ISTANBUL (Reuters) - A Turkish army helicopter was shot down by Syrian Kurdish YPG fighters near the north Syrian town of Afrin, President Tayyip Erdogan said on Saturday and the Turkish military said two soldiers on board the aircraft died.
YPG sources separately confirmed the downing of the helicopter.
"One of our helicopters was downed just recently," Erdogan said speaking to members of his AK Party (AKP) in Istanbul. "These things will happen, we are in a war... We might lose a helicopter, but they'll pay the price for this."
The Turkish military in a statement did not specify a reason for why the helicopter fell. It said two soldiers on board died and technical crews were investigating the crash.
The downed helicopter was the first officially confirmed loss of a Turkish aircraft over Syria since the start of the country's long-running civil war.
The Turkish military in other statements said a total of five soldiers were killed and nine wounded on Saturday in clashes with mainly Kurdish forces near Afrin. It said it had killed 26 militants.
Ankara launched an air and ground offensive last month against Kurdish fighters in Syria's Afrin region on its border, opening a new front in the multi-sided Syrian war.
Separately, the Turkish military in a statement said on Friday that the construction of a fifth military post near Syria's northwestern region of Idlib had begun.
Under the deal reached with Tehran and Moscow to try to reduce fighting between pro-government forces and mainly Islamist insurgents in the northwest Syria, Turkey agreed to set up 12 observation posts in Idlib and neighbouring provinces.
But the "de-escalation" in violence they were supposed to monitor has collapsed.

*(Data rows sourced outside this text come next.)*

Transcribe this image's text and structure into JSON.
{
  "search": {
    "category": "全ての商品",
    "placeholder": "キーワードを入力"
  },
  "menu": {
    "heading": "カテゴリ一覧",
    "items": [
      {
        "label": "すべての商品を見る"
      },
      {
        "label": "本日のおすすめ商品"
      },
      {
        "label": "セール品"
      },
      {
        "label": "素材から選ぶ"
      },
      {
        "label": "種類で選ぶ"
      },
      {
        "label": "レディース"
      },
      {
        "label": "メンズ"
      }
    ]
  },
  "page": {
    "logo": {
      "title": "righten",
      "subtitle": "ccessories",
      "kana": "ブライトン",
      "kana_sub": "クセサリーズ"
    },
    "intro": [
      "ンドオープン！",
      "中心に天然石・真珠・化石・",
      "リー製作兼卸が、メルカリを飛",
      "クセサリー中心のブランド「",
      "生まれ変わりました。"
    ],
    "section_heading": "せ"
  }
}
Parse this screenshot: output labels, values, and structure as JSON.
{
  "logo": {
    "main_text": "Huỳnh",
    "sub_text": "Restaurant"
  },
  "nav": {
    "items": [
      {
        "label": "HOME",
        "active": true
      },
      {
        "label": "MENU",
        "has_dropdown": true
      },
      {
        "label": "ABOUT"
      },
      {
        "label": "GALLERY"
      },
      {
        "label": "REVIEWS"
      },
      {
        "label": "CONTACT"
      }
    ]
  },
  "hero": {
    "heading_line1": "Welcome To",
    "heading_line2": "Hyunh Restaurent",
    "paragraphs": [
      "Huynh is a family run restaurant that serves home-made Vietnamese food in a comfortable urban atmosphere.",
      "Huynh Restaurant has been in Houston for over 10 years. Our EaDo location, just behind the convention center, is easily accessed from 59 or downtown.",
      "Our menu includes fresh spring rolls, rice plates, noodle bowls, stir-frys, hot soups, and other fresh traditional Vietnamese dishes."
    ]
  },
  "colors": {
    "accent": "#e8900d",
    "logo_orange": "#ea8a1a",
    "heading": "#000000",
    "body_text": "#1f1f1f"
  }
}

In December, the Syrian army alongside Iranian-backed militias and heavy Russian air power launched a major offensive to take territory in Idlib province.
Idlib is one of the last main strongholds of rebels opposed to President Bashar al-Assad, who have been driven from most of their bastions in Syria since Russia joined the war on the side of Assad's government in 2015. Turkey has long been one of the main allies of the anti-Assad rebels.
(Reporting by Ali Kucukgocmen in Istanbul and Lisa Barrington in Beirut; Editing by Stephen Powell)